Identify all lines below that hold "test" and collect them.

##### Exercise data

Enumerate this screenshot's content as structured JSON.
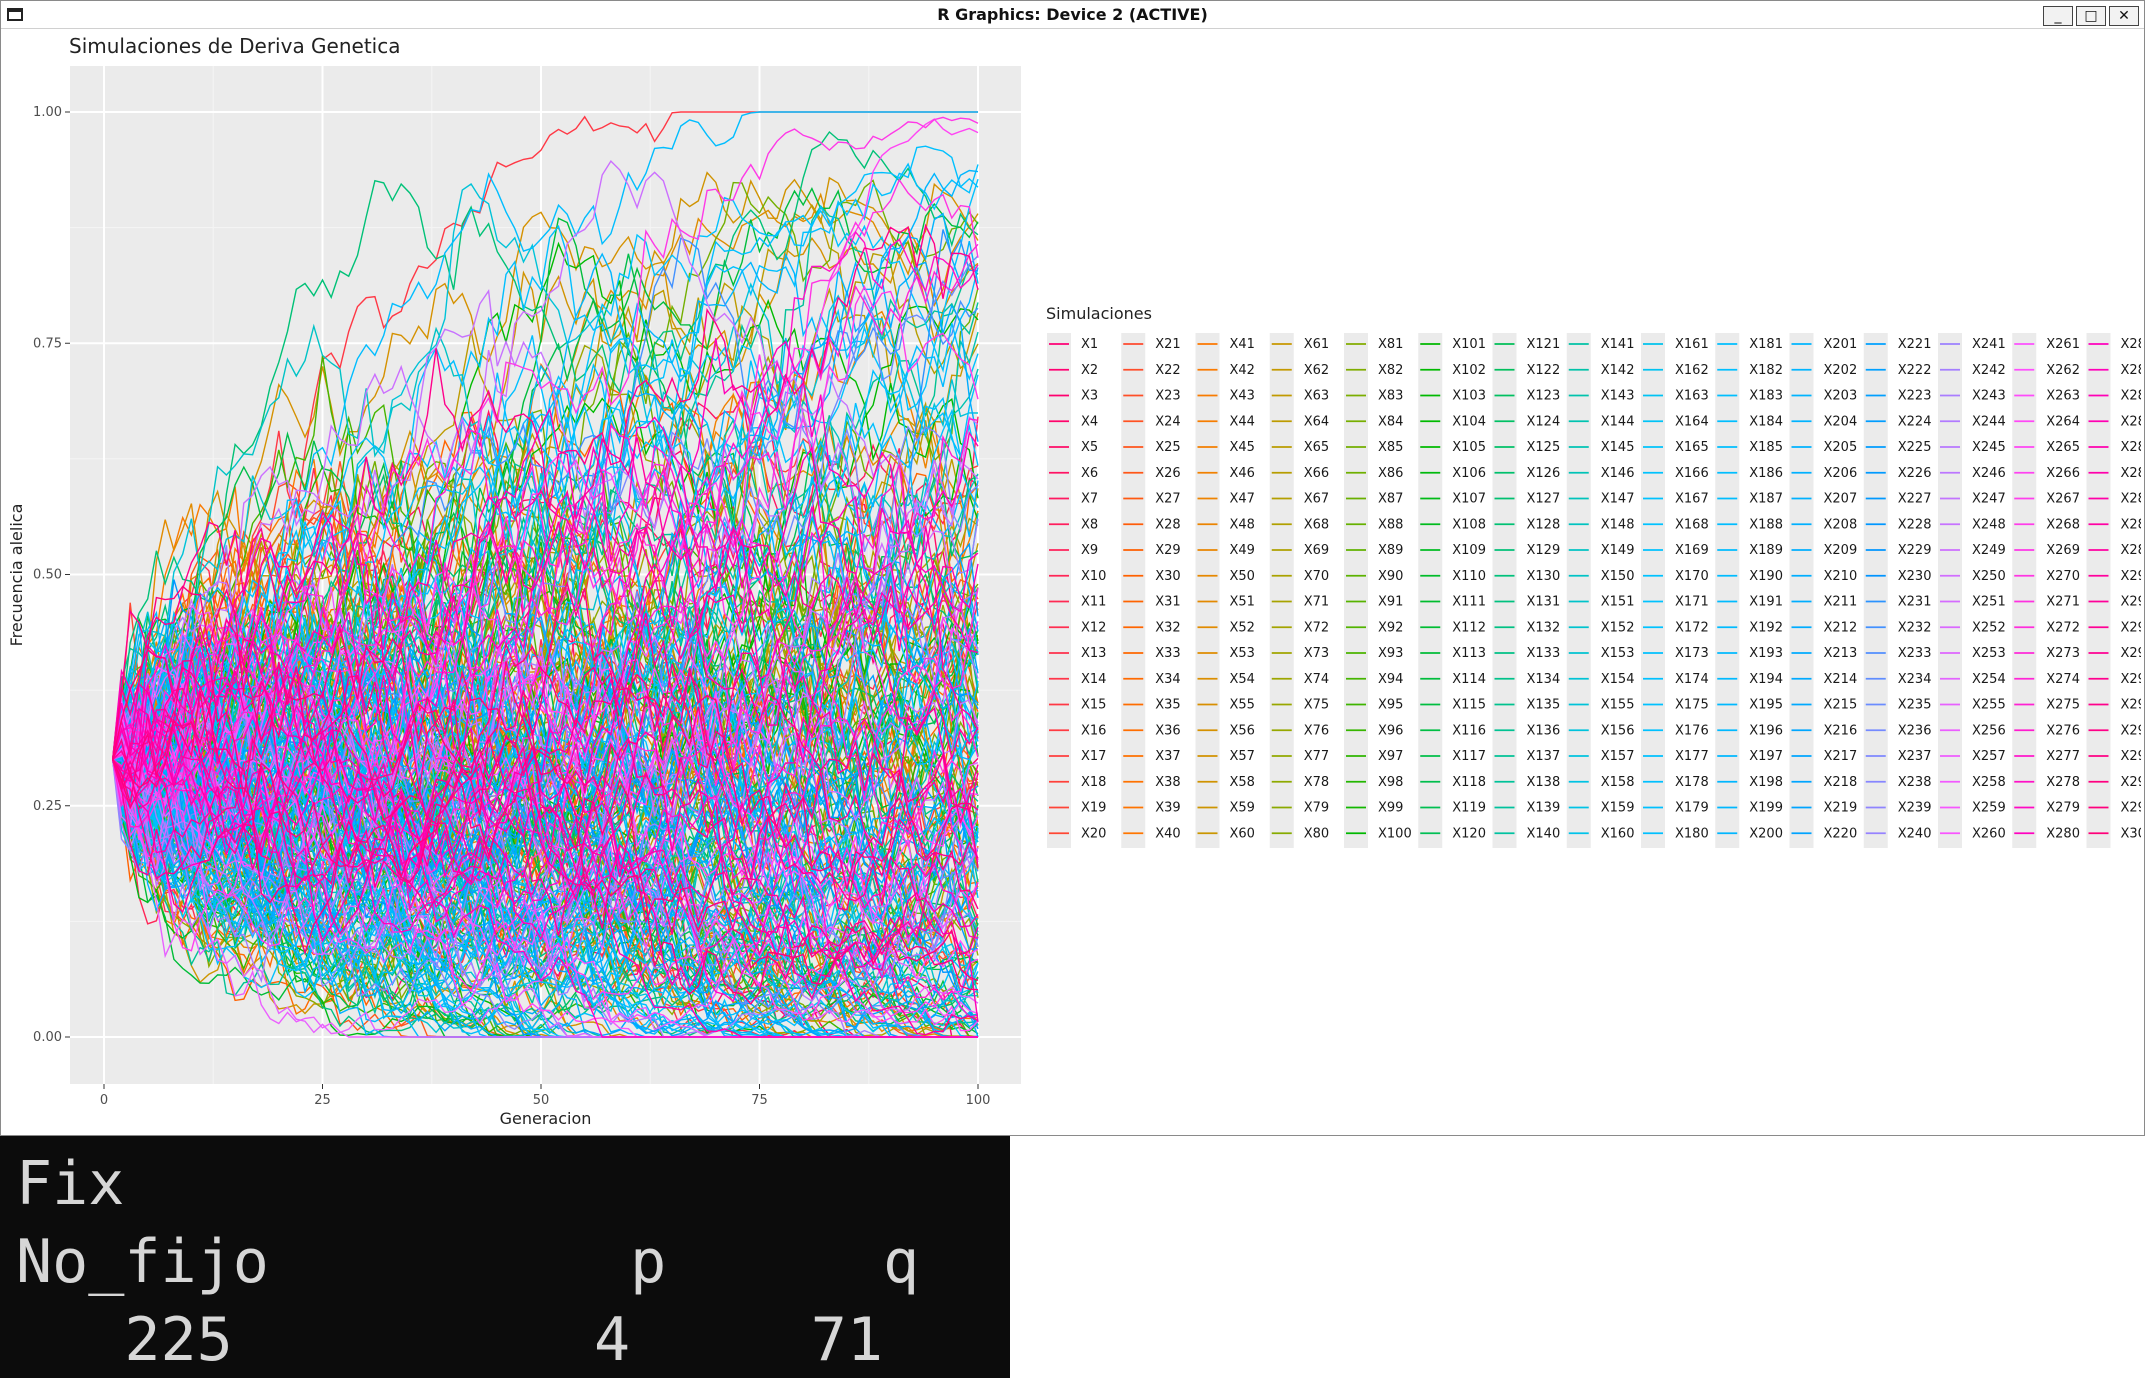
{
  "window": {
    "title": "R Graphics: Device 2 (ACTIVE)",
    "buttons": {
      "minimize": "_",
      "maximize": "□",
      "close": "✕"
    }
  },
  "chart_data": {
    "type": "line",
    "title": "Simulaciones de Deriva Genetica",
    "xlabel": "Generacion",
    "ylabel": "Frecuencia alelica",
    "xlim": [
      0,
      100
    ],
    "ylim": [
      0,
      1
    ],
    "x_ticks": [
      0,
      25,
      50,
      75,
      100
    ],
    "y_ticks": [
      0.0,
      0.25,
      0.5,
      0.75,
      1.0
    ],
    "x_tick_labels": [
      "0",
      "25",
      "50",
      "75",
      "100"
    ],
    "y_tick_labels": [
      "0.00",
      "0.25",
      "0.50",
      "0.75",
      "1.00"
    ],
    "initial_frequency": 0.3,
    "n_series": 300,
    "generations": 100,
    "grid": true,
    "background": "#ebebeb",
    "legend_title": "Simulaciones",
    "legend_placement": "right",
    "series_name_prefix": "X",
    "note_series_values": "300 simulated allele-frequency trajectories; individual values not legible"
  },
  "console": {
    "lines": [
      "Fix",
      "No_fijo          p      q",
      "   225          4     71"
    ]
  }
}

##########
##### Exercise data

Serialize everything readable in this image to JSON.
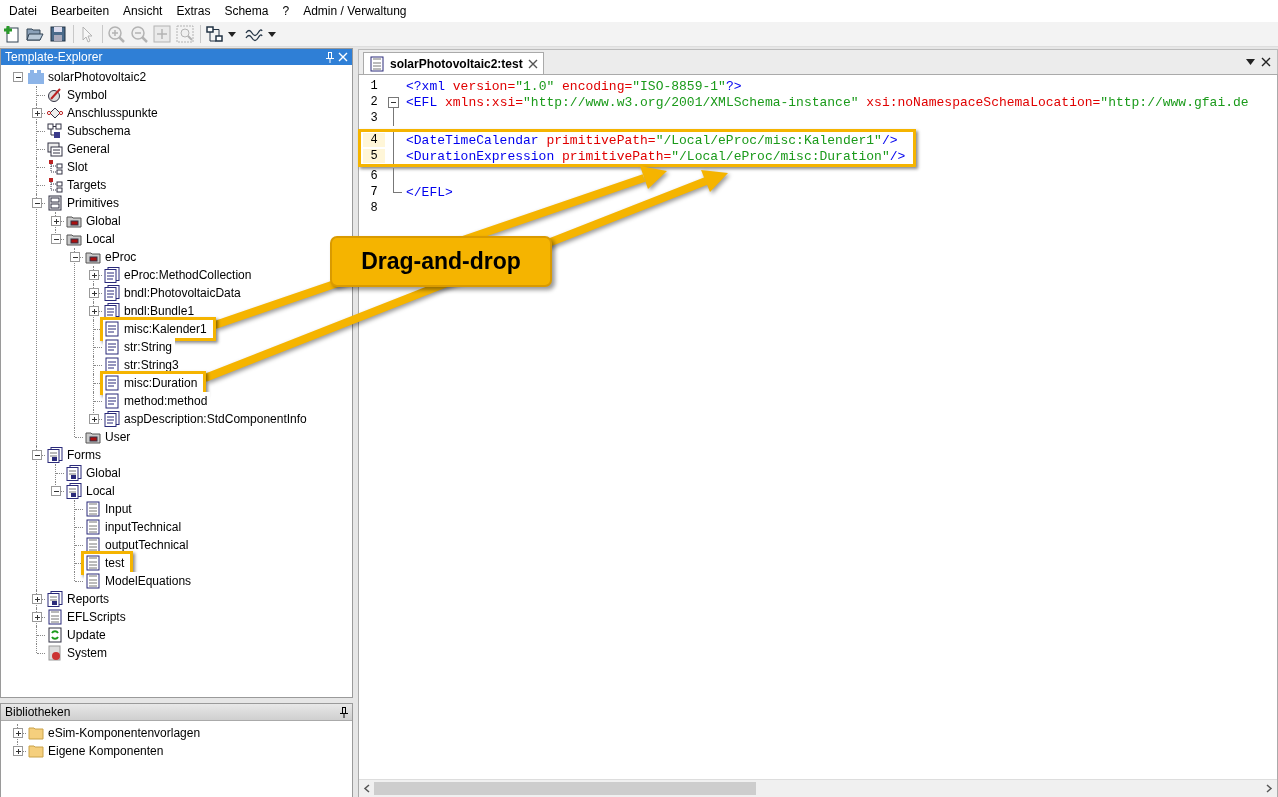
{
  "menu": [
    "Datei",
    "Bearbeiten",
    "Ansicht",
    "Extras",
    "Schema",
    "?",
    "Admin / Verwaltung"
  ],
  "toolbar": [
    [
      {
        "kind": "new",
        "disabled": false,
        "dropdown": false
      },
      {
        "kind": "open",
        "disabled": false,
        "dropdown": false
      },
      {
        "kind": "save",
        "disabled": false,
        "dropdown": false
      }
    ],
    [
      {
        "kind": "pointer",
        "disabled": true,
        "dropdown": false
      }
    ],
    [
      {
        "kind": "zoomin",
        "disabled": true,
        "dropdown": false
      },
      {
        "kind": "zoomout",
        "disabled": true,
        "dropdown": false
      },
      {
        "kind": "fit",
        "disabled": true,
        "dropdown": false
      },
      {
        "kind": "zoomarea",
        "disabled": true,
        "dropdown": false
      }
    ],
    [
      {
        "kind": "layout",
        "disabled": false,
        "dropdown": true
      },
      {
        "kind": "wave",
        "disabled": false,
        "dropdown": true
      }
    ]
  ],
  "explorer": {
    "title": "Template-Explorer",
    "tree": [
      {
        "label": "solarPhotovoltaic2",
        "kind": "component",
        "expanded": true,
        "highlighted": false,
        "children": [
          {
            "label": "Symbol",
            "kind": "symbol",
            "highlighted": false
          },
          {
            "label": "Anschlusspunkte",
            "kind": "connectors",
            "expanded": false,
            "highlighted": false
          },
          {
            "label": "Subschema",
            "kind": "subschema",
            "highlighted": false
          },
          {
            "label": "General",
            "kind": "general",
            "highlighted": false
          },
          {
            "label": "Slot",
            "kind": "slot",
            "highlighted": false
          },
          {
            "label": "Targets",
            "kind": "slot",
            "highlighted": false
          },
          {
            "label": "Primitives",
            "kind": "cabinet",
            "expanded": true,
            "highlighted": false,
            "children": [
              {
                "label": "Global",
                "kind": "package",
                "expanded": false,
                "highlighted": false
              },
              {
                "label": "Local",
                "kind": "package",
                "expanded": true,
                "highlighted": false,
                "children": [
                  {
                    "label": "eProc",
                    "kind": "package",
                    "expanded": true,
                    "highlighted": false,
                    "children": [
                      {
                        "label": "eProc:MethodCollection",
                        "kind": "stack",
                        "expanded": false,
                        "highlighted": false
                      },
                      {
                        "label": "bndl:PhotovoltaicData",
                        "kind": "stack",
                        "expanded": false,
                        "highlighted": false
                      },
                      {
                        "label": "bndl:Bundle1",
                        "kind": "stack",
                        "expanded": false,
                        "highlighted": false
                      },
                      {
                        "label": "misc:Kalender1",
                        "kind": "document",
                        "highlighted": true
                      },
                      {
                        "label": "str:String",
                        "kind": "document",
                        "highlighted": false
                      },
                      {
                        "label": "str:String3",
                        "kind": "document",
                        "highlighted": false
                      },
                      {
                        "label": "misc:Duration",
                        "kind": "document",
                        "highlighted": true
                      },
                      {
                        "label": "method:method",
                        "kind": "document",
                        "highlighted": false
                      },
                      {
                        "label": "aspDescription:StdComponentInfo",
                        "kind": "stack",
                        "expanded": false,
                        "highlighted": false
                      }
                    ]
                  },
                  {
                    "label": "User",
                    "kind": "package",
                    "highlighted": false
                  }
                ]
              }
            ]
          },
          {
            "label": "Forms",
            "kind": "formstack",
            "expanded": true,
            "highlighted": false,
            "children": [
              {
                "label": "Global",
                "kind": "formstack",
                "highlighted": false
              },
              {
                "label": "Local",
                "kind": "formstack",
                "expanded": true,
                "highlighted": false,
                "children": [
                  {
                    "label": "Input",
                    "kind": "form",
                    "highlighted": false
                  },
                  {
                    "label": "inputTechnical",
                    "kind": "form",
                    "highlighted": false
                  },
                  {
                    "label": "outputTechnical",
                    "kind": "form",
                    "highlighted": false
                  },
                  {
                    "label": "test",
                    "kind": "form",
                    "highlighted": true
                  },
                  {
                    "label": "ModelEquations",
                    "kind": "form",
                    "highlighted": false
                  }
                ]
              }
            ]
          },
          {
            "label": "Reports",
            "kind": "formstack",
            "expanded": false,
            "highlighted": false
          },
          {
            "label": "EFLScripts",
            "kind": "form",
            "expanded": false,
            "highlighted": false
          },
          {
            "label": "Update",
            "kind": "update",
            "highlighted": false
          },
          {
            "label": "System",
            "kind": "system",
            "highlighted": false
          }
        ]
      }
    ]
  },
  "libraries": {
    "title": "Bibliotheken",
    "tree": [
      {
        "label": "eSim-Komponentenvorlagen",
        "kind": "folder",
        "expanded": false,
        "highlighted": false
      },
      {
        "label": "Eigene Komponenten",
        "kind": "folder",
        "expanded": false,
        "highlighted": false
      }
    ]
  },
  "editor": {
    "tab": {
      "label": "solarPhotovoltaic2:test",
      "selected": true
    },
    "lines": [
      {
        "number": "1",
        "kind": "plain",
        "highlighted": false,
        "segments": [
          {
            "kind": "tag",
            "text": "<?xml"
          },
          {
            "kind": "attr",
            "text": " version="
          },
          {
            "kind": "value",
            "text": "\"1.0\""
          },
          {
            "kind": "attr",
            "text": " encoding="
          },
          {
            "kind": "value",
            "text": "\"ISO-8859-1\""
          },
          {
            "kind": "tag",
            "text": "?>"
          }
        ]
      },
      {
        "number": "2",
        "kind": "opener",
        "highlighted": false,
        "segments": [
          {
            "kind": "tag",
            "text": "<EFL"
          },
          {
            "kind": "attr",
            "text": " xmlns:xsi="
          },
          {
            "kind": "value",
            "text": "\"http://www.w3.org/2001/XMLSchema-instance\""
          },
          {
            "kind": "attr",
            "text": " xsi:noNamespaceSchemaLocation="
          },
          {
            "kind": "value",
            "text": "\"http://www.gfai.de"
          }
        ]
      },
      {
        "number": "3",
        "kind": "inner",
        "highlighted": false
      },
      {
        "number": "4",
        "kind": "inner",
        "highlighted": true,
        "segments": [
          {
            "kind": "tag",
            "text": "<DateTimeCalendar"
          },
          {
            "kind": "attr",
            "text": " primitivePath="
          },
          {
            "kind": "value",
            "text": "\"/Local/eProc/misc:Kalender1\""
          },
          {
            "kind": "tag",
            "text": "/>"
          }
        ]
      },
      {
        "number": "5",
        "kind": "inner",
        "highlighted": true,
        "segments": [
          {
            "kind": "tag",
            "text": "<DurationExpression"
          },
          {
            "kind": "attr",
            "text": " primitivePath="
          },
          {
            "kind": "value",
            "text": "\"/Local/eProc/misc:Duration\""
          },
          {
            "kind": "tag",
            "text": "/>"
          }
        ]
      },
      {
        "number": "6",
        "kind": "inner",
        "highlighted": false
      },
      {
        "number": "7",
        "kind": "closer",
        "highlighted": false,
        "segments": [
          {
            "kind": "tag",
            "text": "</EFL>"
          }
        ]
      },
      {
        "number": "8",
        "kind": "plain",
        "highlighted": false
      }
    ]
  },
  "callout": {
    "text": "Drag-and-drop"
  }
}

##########

#### Exercise response:
                    "label": "test",
      "label": "solarPhotovoltaic2:test",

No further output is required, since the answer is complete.